As long as the machines print at relatively low speeds, everything is easy to manage, but as the speed increases, the problems are revealed. Certainly, from a technological point of view the double pump system is more advanced due to the possibility of adjustments and optimizations, but both have strengths and weaknesses, and sometimes manufacturers prefer a basic but simple management system rather than a more complex one, but which requires a greater technological investment.
Currently the most commonly used are pneumatic pumps with membrane, both for the lower initial cost and for the greater possibilities of management, which often occurs through a pressure regulator that directly regulates the speed of the pump. To be maintained, this type of pump requires time to dismantle and replace the internal balls and gaskets, inevitably causing a machine stop.Also for this reason, some manufacturers of printing machines for cardboard, have preferred the use of peristaltic pumps, which have as only consumable element the “milking” tube: this allows the replacement in a couple of minutes. Other great advantages of the peristaltic pump are pumping accuracy, reduced noise, reduced consumption. However, to detriment there is the initial cost.The adjustment possibilities depend on the type of pump chosen, and range from simple manual regulators to advanced systems, managed continuously by the PLC.The simple manual regulators have ridiculously low costs but force machine operators to make continuous adjustments, and often prevent the process from being standardized.The advanced systems that use PLCs for control have higher costs, but guarantee fine and stable adjustments over time, with inking and washing cycles that can be set and can be interfaced with the machine, allowing the process to be completely standardized.
The most common problems and their causes
Foaming is a problem due to micro bubbles that are incorporated into the ink and other pumped liquids.
It is a more obvious problem with water-based inks, while it is almost not influent for solvent-based inks and it becomes more evident, when the machine speed increases: normally reaches a critical point around 300 m/min.
Here we return to pumps: a closed circuit creates less foam, but a better balance of the system is needed, and therefore a more sophisticated management system.
Leaks from doctor blade chamber
This is a phenomenon that can have innumerable causes. From incorrect mechanical adjustment, to problems of fluid dynamics that are generated inside, up to the problems of wear of blades and gaskets.
This problem manifests itself differently depending on the type of fluid used.
Water-based, solvent-based or UV-based inks have different contamination problems, and different solutions.
However, most problems are related to unsuitable or poorly used washing systems. Washing is a very important phase that must not be underestimated and to which we must dedicate the right time and the right investments, so as not to run into contamination problems.
Ink recovery can be an integral part of a washing system
If the washing system is efficient, it will have a greater ability to recover the ink in circulation. But even a system optimized to put as little ink as possible into the circulation is the basis for waste reduction.

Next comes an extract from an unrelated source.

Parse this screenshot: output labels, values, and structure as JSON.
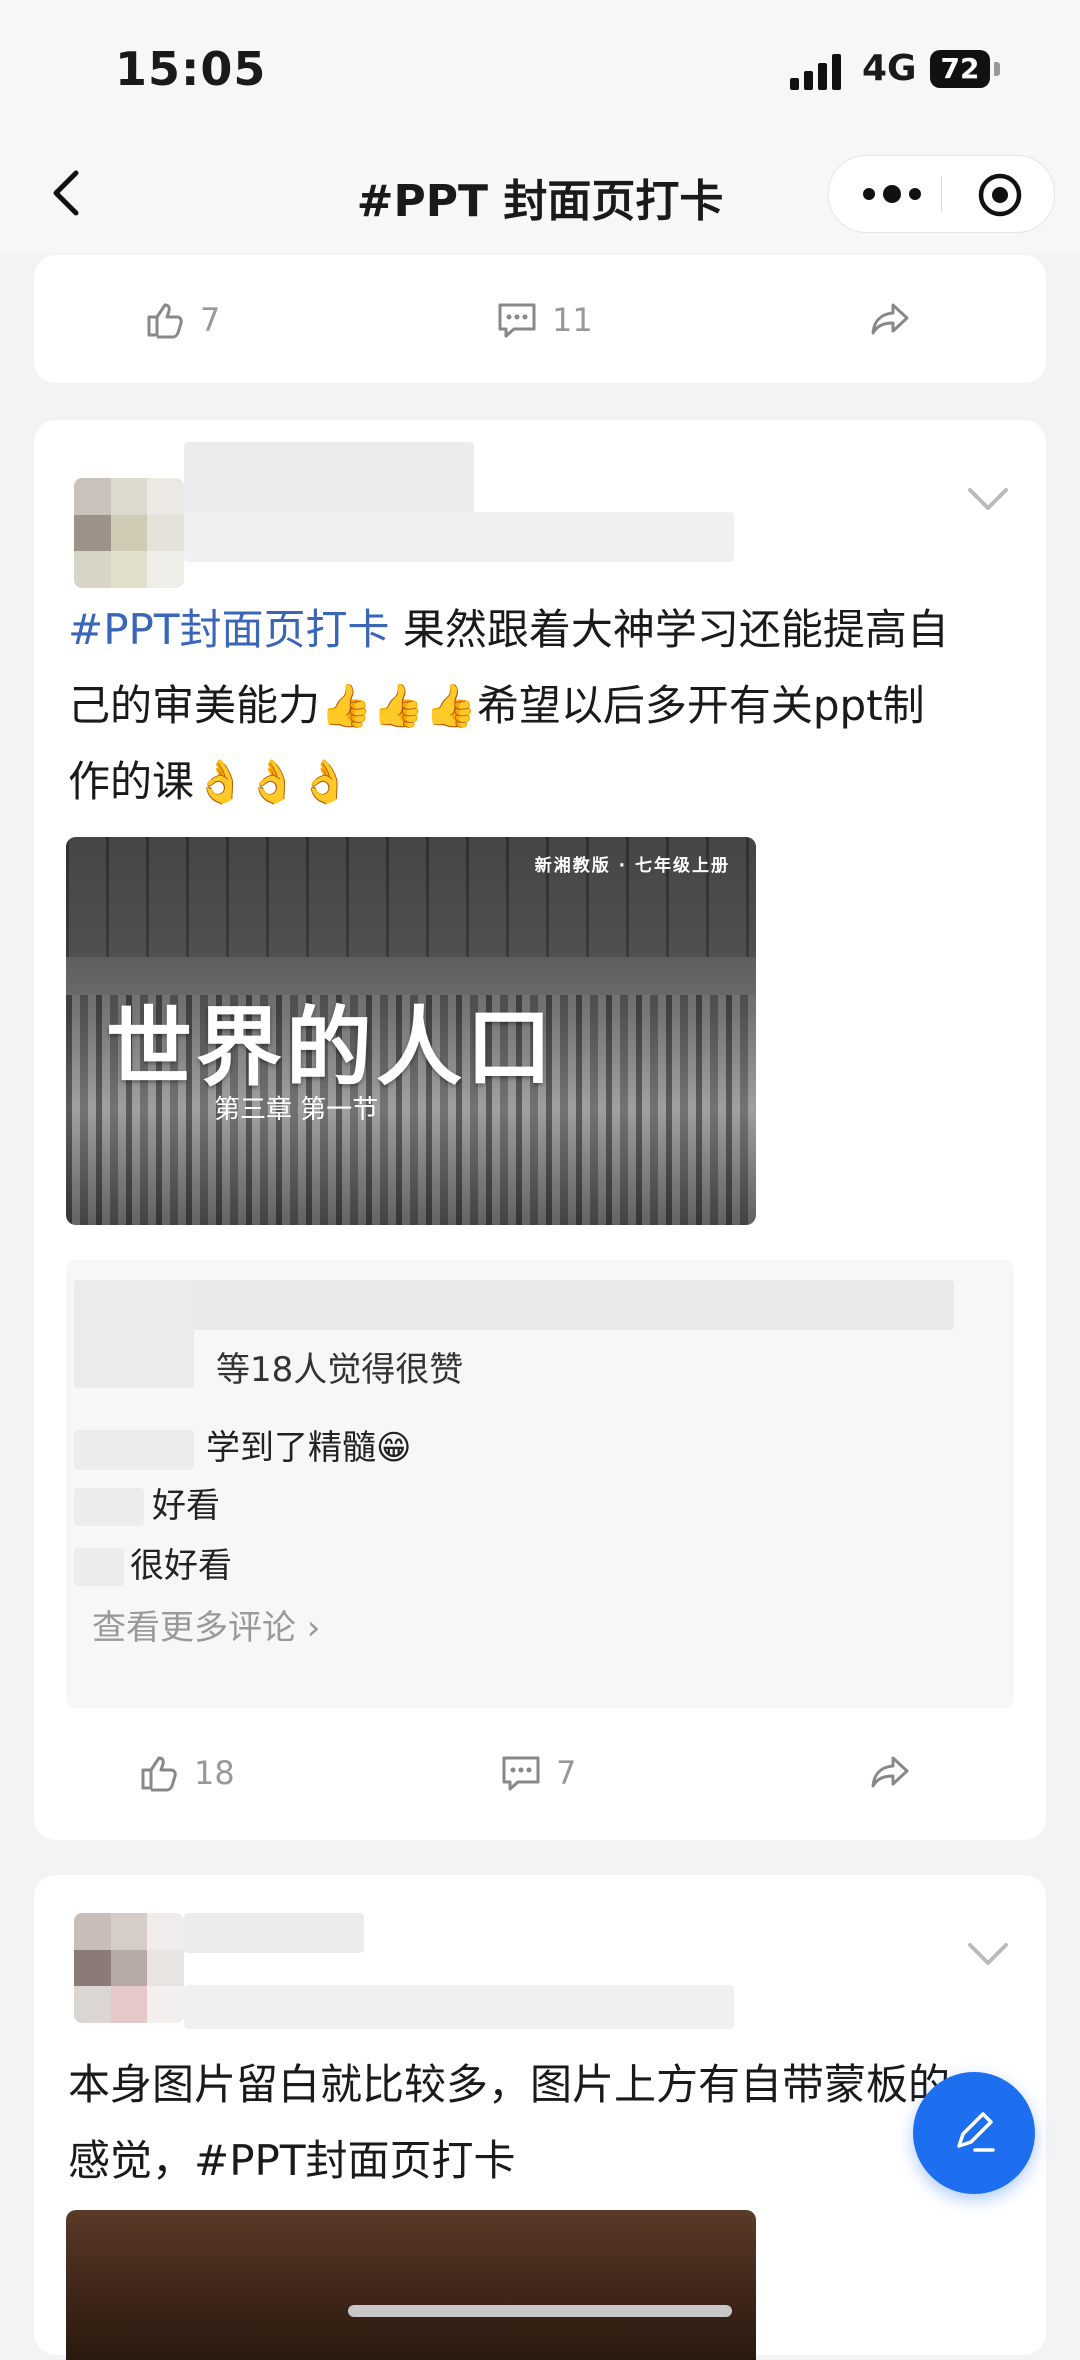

The topic about saving water for washing definitely deserves further study. Increasingly greater attention is paid to disposal, both due to increasing costs and greater sensitivity towards a more ecological approach, from which it is no longer possible to do without.

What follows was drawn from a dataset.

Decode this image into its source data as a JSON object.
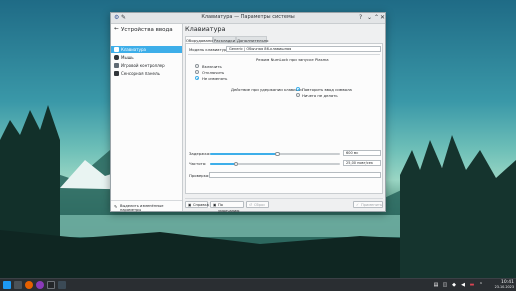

Today it is enough to do some quick calculations to understand that at 0.50 euros per liter, with increasingly shorter print runs and frequent color changes, even significant costs can be reached at the end of the year.
It is possible to have inking systems that also act as washing, or dedicated washing systems that intervene after the ink pumps have recovered all the ink.

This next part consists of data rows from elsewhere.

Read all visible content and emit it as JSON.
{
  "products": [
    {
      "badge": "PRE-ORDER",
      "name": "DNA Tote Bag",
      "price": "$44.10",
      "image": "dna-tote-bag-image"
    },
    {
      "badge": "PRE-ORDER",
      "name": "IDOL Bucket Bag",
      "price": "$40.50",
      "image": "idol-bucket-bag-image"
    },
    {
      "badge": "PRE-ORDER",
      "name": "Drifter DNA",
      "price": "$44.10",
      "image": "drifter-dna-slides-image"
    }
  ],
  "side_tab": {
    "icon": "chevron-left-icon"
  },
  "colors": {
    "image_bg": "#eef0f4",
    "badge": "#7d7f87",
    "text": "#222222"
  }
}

To conclude, the main objective of the inking and washing system is to lay down ink without problems, to recover the greatest amount of ink in circulation at each job change, to wash in depth every part of the circuit to allow changes between different colors without encountering problems and finally allow a wide range of simple and effective adjustments.